== Work task ==
All entries are to be printed again exactly, with their images omitted.

┌─ Working data

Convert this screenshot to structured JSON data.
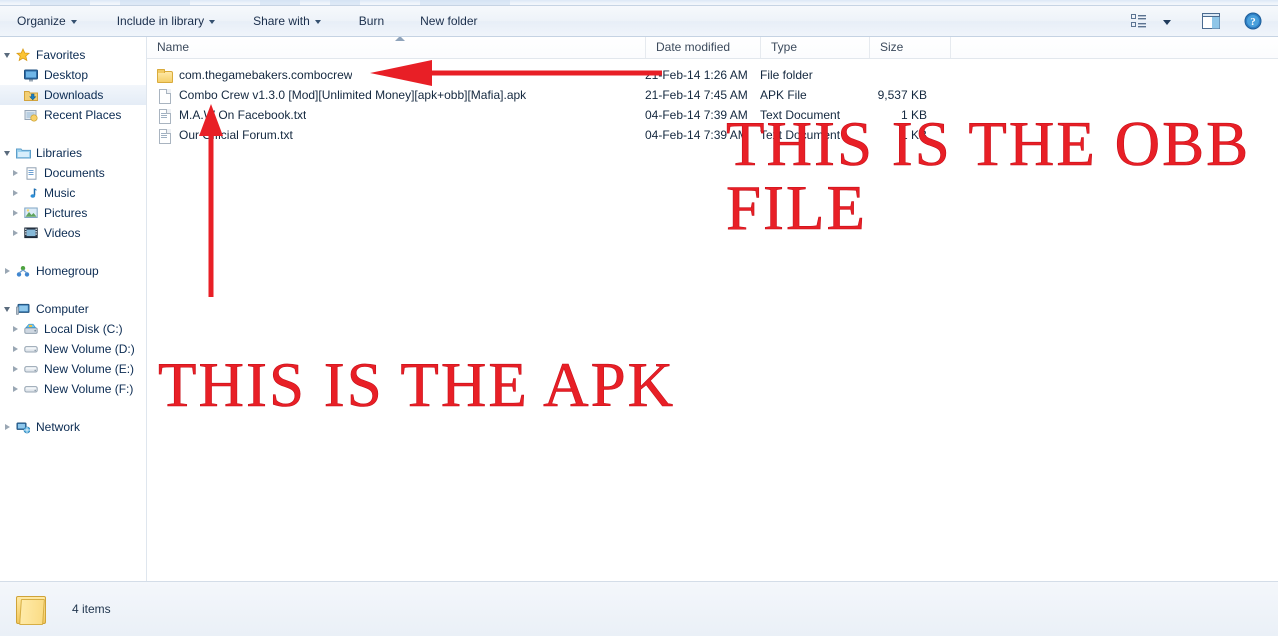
{
  "window": {
    "title": "Downloads",
    "accent_red": "#e81f26",
    "selection_blue": "#e4ecf6"
  },
  "toolbar": {
    "items": [
      {
        "label": "Organize",
        "has_menu": true
      },
      {
        "label": "Include in library",
        "has_menu": true
      },
      {
        "label": "Share with",
        "has_menu": true
      },
      {
        "label": "Burn",
        "has_menu": false
      },
      {
        "label": "New folder",
        "has_menu": false
      }
    ],
    "right_icons": [
      {
        "name": "change-view-icon",
        "glyph": "view-list"
      },
      {
        "name": "view-dropdown-icon",
        "glyph": "caret-down"
      },
      {
        "name": "preview-pane-icon",
        "glyph": "pane"
      },
      {
        "name": "help-icon",
        "glyph": "question"
      }
    ]
  },
  "navpane": {
    "groups": [
      {
        "name": "Favorites",
        "icon": "star-icon",
        "expanded": true,
        "items": [
          {
            "label": "Desktop",
            "icon": "desktop-icon",
            "selected": false,
            "expandable": false
          },
          {
            "label": "Downloads",
            "icon": "downloads-folder-icon",
            "selected": true,
            "expandable": false
          },
          {
            "label": "Recent Places",
            "icon": "recent-places-icon",
            "selected": false,
            "expandable": false
          }
        ]
      },
      {
        "name": "Libraries",
        "icon": "libraries-icon",
        "expanded": true,
        "items": [
          {
            "label": "Documents",
            "icon": "documents-icon",
            "selected": false,
            "expandable": true
          },
          {
            "label": "Music",
            "icon": "music-icon",
            "selected": false,
            "expandable": true
          },
          {
            "label": "Pictures",
            "icon": "pictures-icon",
            "selected": false,
            "expandable": true
          },
          {
            "label": "Videos",
            "icon": "videos-icon",
            "selected": false,
            "expandable": true
          }
        ]
      },
      {
        "name": "Homegroup",
        "icon": "homegroup-icon",
        "expanded": false,
        "items": []
      },
      {
        "name": "Computer",
        "icon": "computer-icon",
        "expanded": true,
        "items": [
          {
            "label": "Local Disk (C:)",
            "icon": "system-drive-icon",
            "selected": false,
            "expandable": true
          },
          {
            "label": "New Volume  (D:)",
            "icon": "drive-icon",
            "selected": false,
            "expandable": true
          },
          {
            "label": "New Volume (E:)",
            "icon": "drive-icon",
            "selected": false,
            "expandable": true
          },
          {
            "label": "New Volume (F:)",
            "icon": "drive-icon",
            "selected": false,
            "expandable": true
          }
        ]
      },
      {
        "name": "Network",
        "icon": "network-icon",
        "expanded": false,
        "items": []
      }
    ]
  },
  "filelist": {
    "columns": [
      {
        "key": "name",
        "label": "Name",
        "sorted": "ascending"
      },
      {
        "key": "date",
        "label": "Date modified",
        "sorted": ""
      },
      {
        "key": "type",
        "label": "Type",
        "sorted": ""
      },
      {
        "key": "size",
        "label": "Size",
        "sorted": ""
      }
    ],
    "rows": [
      {
        "name": "com.thegamebakers.combocrew",
        "date": "21-Feb-14 1:26 AM",
        "type": "File folder",
        "size": "",
        "icon": "folder-icon"
      },
      {
        "name": "Combo Crew v1.3.0 [Mod][Unlimited Money][apk+obb][Mafia].apk",
        "date": "21-Feb-14 7:45 AM",
        "type": "APK File",
        "size": "9,537 KB",
        "icon": "apk-file-icon"
      },
      {
        "name": "M.A.W On Facebook.txt",
        "date": "04-Feb-14 7:39 AM",
        "type": "Text Document",
        "size": "1 KB",
        "icon": "text-file-icon"
      },
      {
        "name": "Our Official Forum.txt",
        "date": "04-Feb-14 7:39 AM",
        "type": "Text Document",
        "size": "1 KB",
        "icon": "text-file-icon"
      }
    ]
  },
  "statusbar": {
    "icon": "folder-icon",
    "item_count_text": "4 items"
  },
  "annotations": {
    "obb_text": "THIS IS THE OBB FILE",
    "apk_text": "THIS IS THE APK",
    "arrow_color": "#e81f26",
    "arrow_to_folder": "points left at the com.thegamebakers.combocrew folder row",
    "arrow_to_apk": "points up at the Combo Crew apk row"
  }
}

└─

== Task solution ==
Convert this screenshot to structured JSON data.
{
  "window": {
    "title": "Downloads",
    "accent_red": "#e81f26",
    "selection_blue": "#e4ecf6"
  },
  "toolbar": {
    "items": [
      {
        "label": "Organize",
        "has_menu": true
      },
      {
        "label": "Include in library",
        "has_menu": true
      },
      {
        "label": "Share with",
        "has_menu": true
      },
      {
        "label": "Burn",
        "has_menu": false
      },
      {
        "label": "New folder",
        "has_menu": false
      }
    ],
    "right_icons": [
      {
        "name": "change-view-icon",
        "glyph": "view-list"
      },
      {
        "name": "view-dropdown-icon",
        "glyph": "caret-down"
      },
      {
        "name": "preview-pane-icon",
        "glyph": "pane"
      },
      {
        "name": "help-icon",
        "glyph": "question"
      }
    ]
  },
  "navpane": {
    "groups": [
      {
        "name": "Favorites",
        "icon": "star-icon",
        "expanded": true,
        "items": [
          {
            "label": "Desktop",
            "icon": "desktop-icon",
            "selected": false,
            "expandable": false
          },
          {
            "label": "Downloads",
            "icon": "downloads-folder-icon",
            "selected": true,
            "expandable": false
          },
          {
            "label": "Recent Places",
            "icon": "recent-places-icon",
            "selected": false,
            "expandable": false
          }
        ]
      },
      {
        "name": "Libraries",
        "icon": "libraries-icon",
        "expanded": true,
        "items": [
          {
            "label": "Documents",
            "icon": "documents-icon",
            "selected": false,
            "expandable": true
          },
          {
            "label": "Music",
            "icon": "music-icon",
            "selected": false,
            "expandable": true
          },
          {
            "label": "Pictures",
            "icon": "pictures-icon",
            "selected": false,
            "expandable": true
          },
          {
            "label": "Videos",
            "icon": "videos-icon",
            "selected": false,
            "expandable": true
          }
        ]
      },
      {
        "name": "Homegroup",
        "icon": "homegroup-icon",
        "expanded": false,
        "items": []
      },
      {
        "name": "Computer",
        "icon": "computer-icon",
        "expanded": true,
        "items": [
          {
            "label": "Local Disk (C:)",
            "icon": "system-drive-icon",
            "selected": false,
            "expandable": true
          },
          {
            "label": "New Volume  (D:)",
            "icon": "drive-icon",
            "selected": false,
            "expandable": true
          },
          {
            "label": "New Volume (E:)",
            "icon": "drive-icon",
            "selected": false,
            "expandable": true
          },
          {
            "label": "New Volume (F:)",
            "icon": "drive-icon",
            "selected": false,
            "expandable": true
          }
        ]
      },
      {
        "name": "Network",
        "icon": "network-icon",
        "expanded": false,
        "items": []
      }
    ]
  },
  "filelist": {
    "columns": [
      {
        "key": "name",
        "label": "Name",
        "sorted": "ascending"
      },
      {
        "key": "date",
        "label": "Date modified",
        "sorted": ""
      },
      {
        "key": "type",
        "label": "Type",
        "sorted": ""
      },
      {
        "key": "size",
        "label": "Size",
        "sorted": ""
      }
    ],
    "rows": [
      {
        "name": "com.thegamebakers.combocrew",
        "date": "21-Feb-14 1:26 AM",
        "type": "File folder",
        "size": "",
        "icon": "folder-icon"
      },
      {
        "name": "Combo Crew v1.3.0 [Mod][Unlimited Money][apk+obb][Mafia].apk",
        "date": "21-Feb-14 7:45 AM",
        "type": "APK File",
        "size": "9,537 KB",
        "icon": "apk-file-icon"
      },
      {
        "name": "M.A.W On Facebook.txt",
        "date": "04-Feb-14 7:39 AM",
        "type": "Text Document",
        "size": "1 KB",
        "icon": "text-file-icon"
      },
      {
        "name": "Our Official Forum.txt",
        "date": "04-Feb-14 7:39 AM",
        "type": "Text Document",
        "size": "1 KB",
        "icon": "text-file-icon"
      }
    ]
  },
  "statusbar": {
    "icon": "folder-icon",
    "item_count_text": "4 items"
  },
  "annotations": {
    "obb_text": "THIS IS THE OBB FILE",
    "apk_text": "THIS IS THE APK",
    "arrow_color": "#e81f26",
    "arrow_to_folder": "points left at the com.thegamebakers.combocrew folder row",
    "arrow_to_apk": "points up at the Combo Crew apk row"
  }
}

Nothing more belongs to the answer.